Recorded data:
----------------------------------------
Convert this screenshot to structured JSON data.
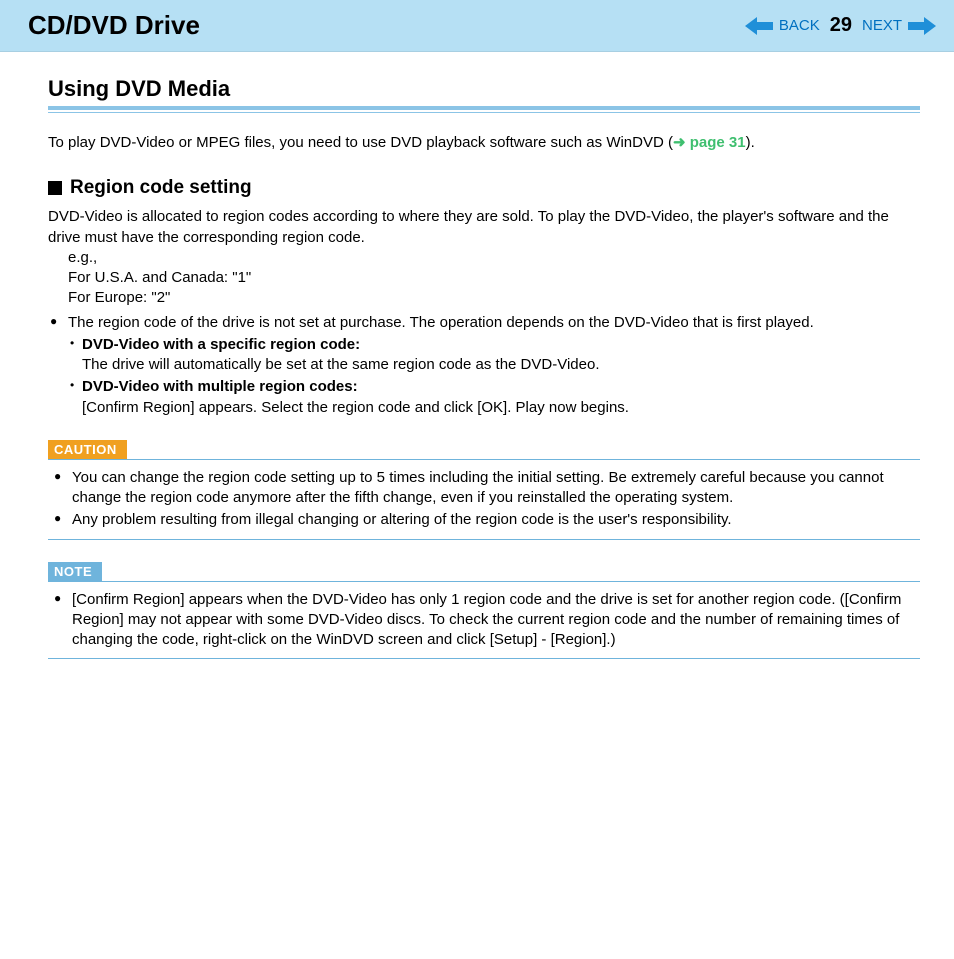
{
  "header": {
    "title": "CD/DVD Drive",
    "back": "BACK",
    "next": "NEXT",
    "page_num": "29"
  },
  "section": {
    "title": "Using DVD Media",
    "intro_a": "To play DVD-Video or MPEG files, you need to use DVD playback software such as WinDVD (",
    "intro_link": "page 31",
    "intro_b": ").",
    "sub_title": "Region code setting",
    "p1": "DVD-Video is allocated to region codes according to where they are sold. To play the DVD-Video, the player's software and the drive must have the corresponding region code.",
    "eg": "e.g.,",
    "eg_usa": "For U.S.A. and Canada: \"1\"",
    "eg_eu": "For Europe: \"2\"",
    "bullet1": "The region code of the drive is not set at purchase. The operation depends on the DVD-Video that is first played.",
    "sb1_title": "DVD-Video with a specific region code:",
    "sb1_text": "The drive will automatically be set at the same region code as the DVD-Video.",
    "sb2_title": "DVD-Video with multiple region codes:",
    "sb2_text": "[Confirm Region] appears. Select the region code and click [OK]. Play now begins.",
    "caution_label": "CAUTION",
    "caution1": "You can change the region code setting up to 5 times including the initial setting. Be extremely careful because you cannot change the region code anymore after the fifth change, even if you reinstalled the operating system.",
    "caution2": "Any problem resulting from illegal changing or altering of the region code is the user's responsibility.",
    "note_label": "NOTE",
    "note1": "[Confirm Region] appears when the DVD-Video has only 1 region code and the drive is set for another region code. ([Confirm Region] may not appear with some DVD-Video discs. To check the current region code and the number of remaining times of changing the code, right-click on the WinDVD screen and click [Setup] - [Region].)"
  }
}
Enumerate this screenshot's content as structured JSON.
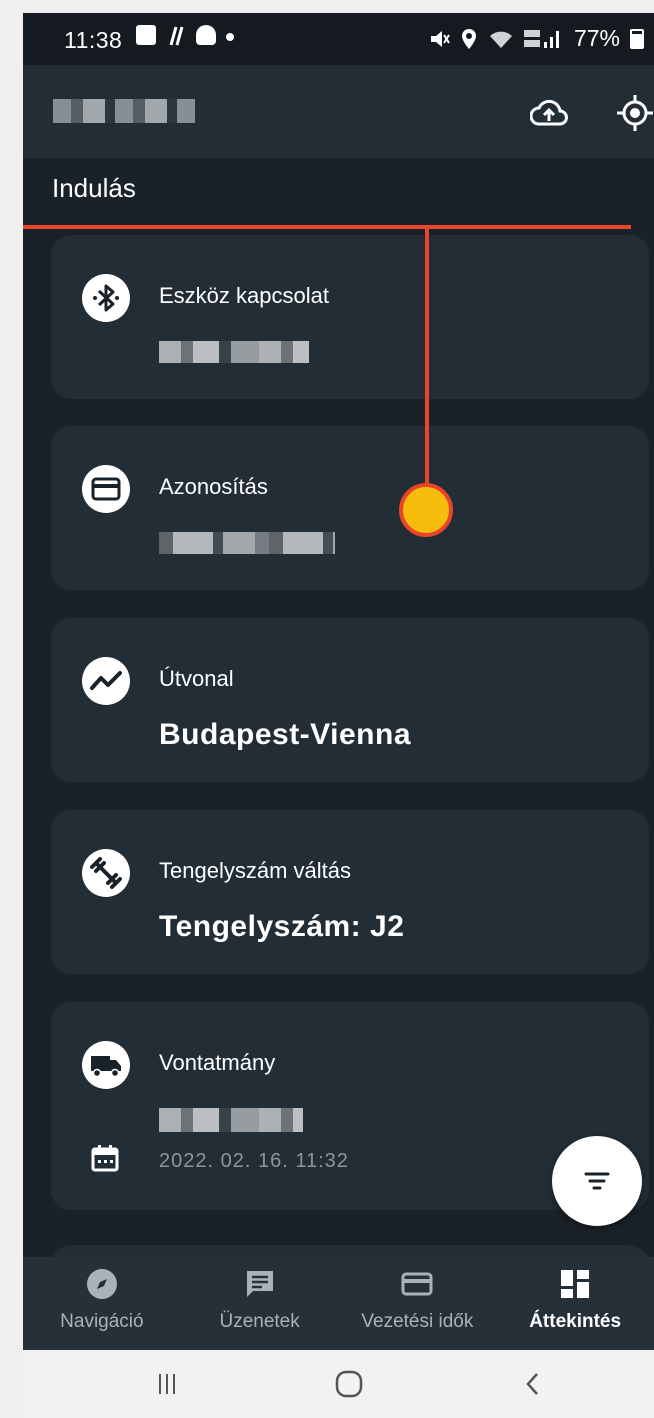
{
  "status_bar": {
    "time": "11:38",
    "battery": "77%"
  },
  "app_bar": {
    "icons": [
      "cloud-upload-icon",
      "gps-target-icon"
    ]
  },
  "section": {
    "title": "Indulás"
  },
  "cards": [
    {
      "icon": "bluetooth-icon",
      "title": "Eszköz kapcsolat"
    },
    {
      "icon": "card-icon",
      "title": "Azonosítás"
    },
    {
      "icon": "route-icon",
      "title": "Útvonal",
      "value": "Budapest-Vienna"
    },
    {
      "icon": "axle-icon",
      "title": "Tengelyszám váltás",
      "value": "Tengelyszám: J2"
    },
    {
      "icon": "truck-icon",
      "title": "Vontatmány",
      "date": "2022. 02. 16. 11:32"
    }
  ],
  "bottom_nav": {
    "items": [
      {
        "label": "Navigáció",
        "icon": "compass-icon"
      },
      {
        "label": "Üzenetek",
        "icon": "message-icon"
      },
      {
        "label": "Vezetési idők",
        "icon": "card-icon"
      },
      {
        "label": "Áttekintés",
        "icon": "dashboard-icon"
      }
    ],
    "active": "Áttekintés"
  },
  "colors": {
    "background": "#1a2229",
    "card": "#232d35",
    "annotation_line": "#e8452a",
    "annotation_dot": "#f7bd0d"
  }
}
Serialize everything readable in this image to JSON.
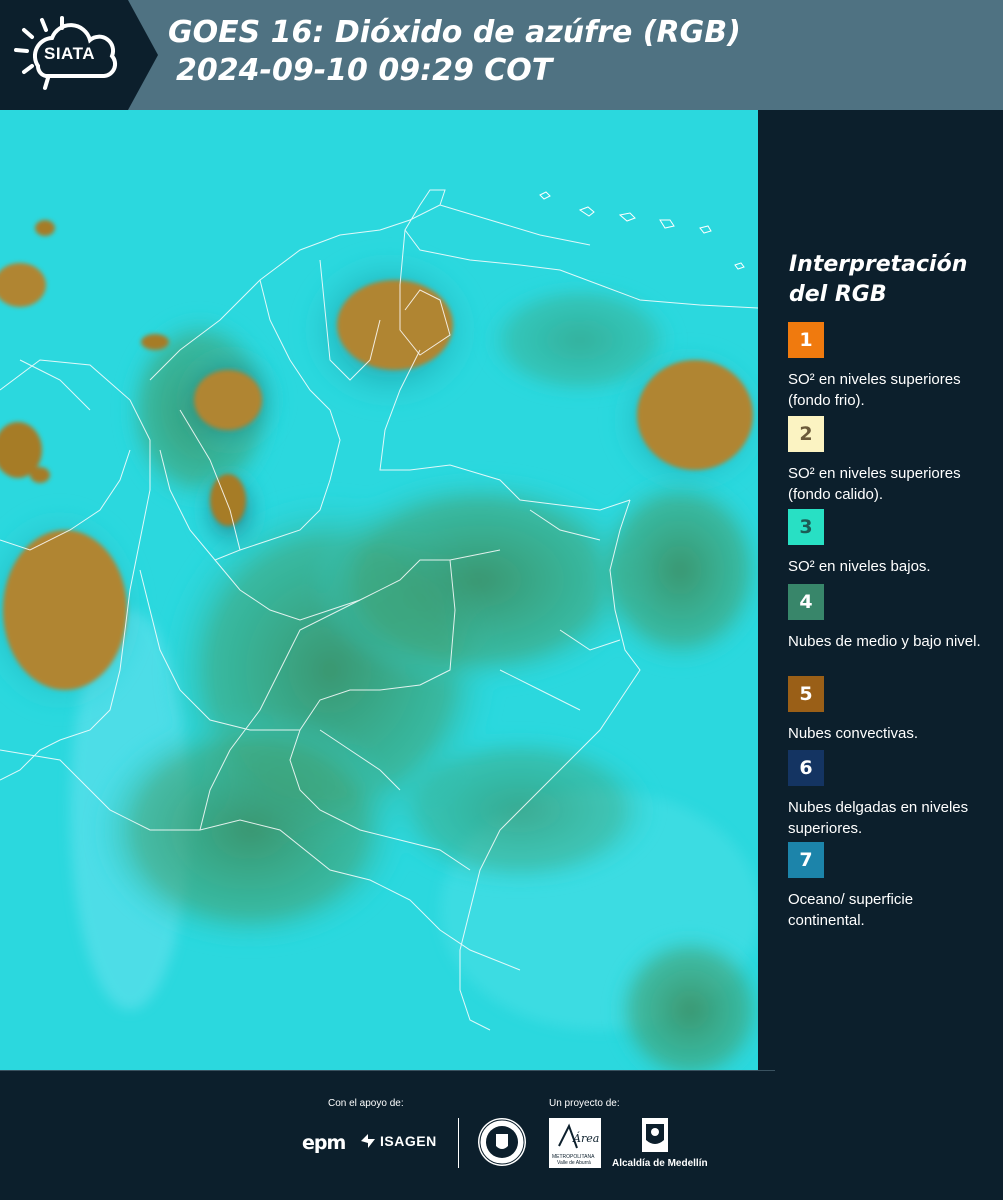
{
  "header": {
    "logo_text": "SIATA",
    "title_line1": "GOES 16: Dióxido de azúfre (RGB)",
    "title_line2": "2024-09-10 09:29 COT"
  },
  "legend": {
    "title_line1": "Interpretación",
    "title_line2": "del RGB",
    "items": [
      {
        "number": "1",
        "color": "#f07a0e",
        "text_color": "#ffffff",
        "label": "SO² en niveles superiores (fondo frio)."
      },
      {
        "number": "2",
        "color": "#fbf3c2",
        "text_color": "#6b5a3a",
        "label": "SO² en niveles superiores (fondo calido)."
      },
      {
        "number": "3",
        "color": "#28e0c4",
        "text_color": "#1c5c55",
        "label": "SO² en niveles bajos."
      },
      {
        "number": "4",
        "color": "#38866a",
        "text_color": "#ffffff",
        "label": "Nubes de medio y bajo nivel."
      },
      {
        "number": "5",
        "color": "#9a5f17",
        "text_color": "#ffffff",
        "label": "Nubes convectivas."
      },
      {
        "number": "6",
        "color": "#143462",
        "text_color": "#ffffff",
        "label": "Nubes delgadas en niveles superiores."
      },
      {
        "number": "7",
        "color": "#1c84aa",
        "text_color": "#ffffff",
        "label": "Oceano/ superficie continental."
      }
    ]
  },
  "map": {
    "background_color": "#2ad6dc",
    "convective_color": "#b0832a",
    "lowcloud_color": "#3f9468",
    "border_color": "#ffffff"
  },
  "footer": {
    "support_label": "Con el apoyo de:",
    "project_label": "Un proyecto de:",
    "sponsor1": "epm",
    "sponsor2": "ISAGEN",
    "area_logo_text": "Área",
    "area_sub1": "METROPOLITANA",
    "area_sub2": "Valle de Aburrá",
    "alcaldia": "Alcaldía de Medellín"
  }
}
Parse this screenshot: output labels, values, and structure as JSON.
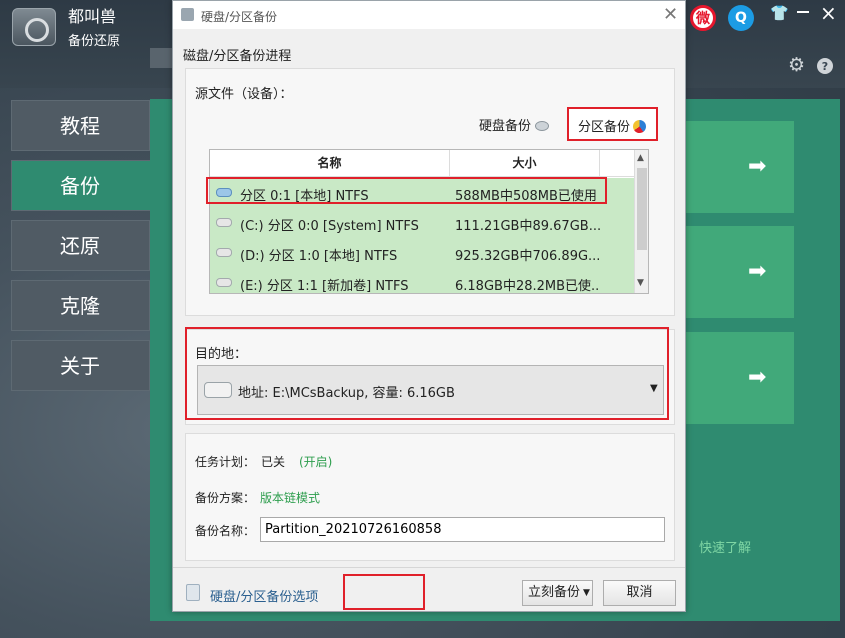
{
  "app": {
    "brand": "都叫兽",
    "subtitle": "备份还原",
    "icons": [
      "weibo-icon",
      "qq-icon",
      "shirt-icon",
      "minimize-icon",
      "close-icon",
      "gear-icon",
      "help-icon"
    ],
    "nav": [
      {
        "label": "教程",
        "active": false
      },
      {
        "label": "备份",
        "active": true
      },
      {
        "label": "还原",
        "active": false
      },
      {
        "label": "克隆",
        "active": false
      },
      {
        "label": "关于",
        "active": false
      }
    ],
    "quick_link": "快速了解",
    "colors": {
      "accent_green": "#2f8b70",
      "highlight_red": "#e0202a",
      "link_green": "#2e9e4e"
    }
  },
  "dialog": {
    "title": "硬盘/分区备份",
    "heading": "磁盘/分区备份进程",
    "source_label": "源文件（设备）：",
    "tabs": {
      "disk": "硬盘备份",
      "partition": "分区备份"
    },
    "table": {
      "columns": [
        "名称",
        "大小"
      ],
      "rows": [
        {
          "name": "分区 0:1 [本地] NTFS",
          "size": "588MB中508MB已使用",
          "selected": true
        },
        {
          "name": "(C:) 分区 0:0 [System] NTFS",
          "size": "111.21GB中89.67GB...",
          "selected": false
        },
        {
          "name": "(D:) 分区 1:0 [本地] NTFS",
          "size": "925.32GB中706.89G...",
          "selected": false
        },
        {
          "name": "(E:) 分区 1:1 [新加卷] NTFS",
          "size": "6.18GB中28.2MB已使...",
          "selected": false
        }
      ]
    },
    "destination": {
      "label": "目的地：",
      "value": "地址: E:\\MCsBackup, 容量: 6.16GB"
    },
    "task": {
      "schedule_label": "任务计划：",
      "schedule_value": "已关",
      "schedule_link": "(开启)",
      "scheme_label": "备份方案：",
      "scheme_link": "版本链模式",
      "name_label": "备份名称：",
      "name_value": "Partition_20210726160858"
    },
    "footer": {
      "options_link": "硬盘/分区备份选项",
      "backup_button": "立刻备份",
      "cancel_button": "取消"
    }
  }
}
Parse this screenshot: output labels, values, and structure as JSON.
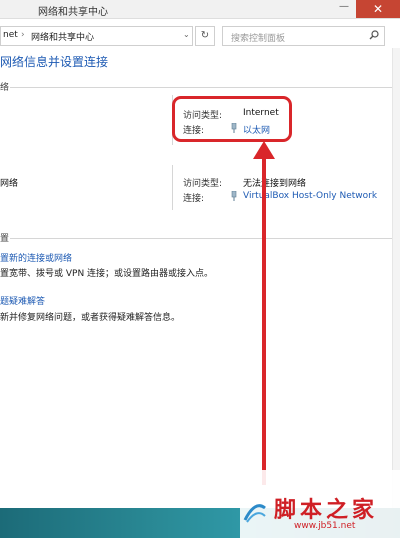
{
  "window": {
    "title": "网络和共享中心",
    "close_glyph": "✕",
    "minimize_glyph": "—"
  },
  "address_bar": {
    "crumbs": [
      "net",
      "网络和共享中心"
    ],
    "separator": "›",
    "dropdown_glyph": "⌄",
    "refresh_glyph": "↻"
  },
  "search": {
    "placeholder": "搜索控制面板",
    "icon": "search-icon"
  },
  "page": {
    "title": "网络信息并设置连接"
  },
  "active_networks": {
    "section_label": "络",
    "primary": {
      "access_type_label": "访问类型:",
      "access_type_value": "Internet",
      "connection_label": "连接:",
      "connection_value": "以太网"
    },
    "secondary": {
      "name": "网络",
      "access_type_label": "访问类型:",
      "access_type_value": "无法连接到网络",
      "connection_label": "连接:",
      "connection_value": "VirtualBox Host-Only Network"
    }
  },
  "change_settings": {
    "section_label": "置",
    "tasks": [
      {
        "link": "置新的连接或网络",
        "description": "置宽带、拨号或 VPN 连接；或设置路由器或接入点。"
      },
      {
        "link": "题疑难解答",
        "description": "新并修复网络问题，或者获得疑难解答信息。"
      }
    ]
  },
  "watermark": {
    "title": "脚本之家",
    "url": "www.jb51.net"
  },
  "colors": {
    "accent": "#1d5ab3",
    "annotation_red": "#d9262a",
    "close_red": "#c64533"
  }
}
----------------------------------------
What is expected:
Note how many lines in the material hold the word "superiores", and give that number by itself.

Reply:
3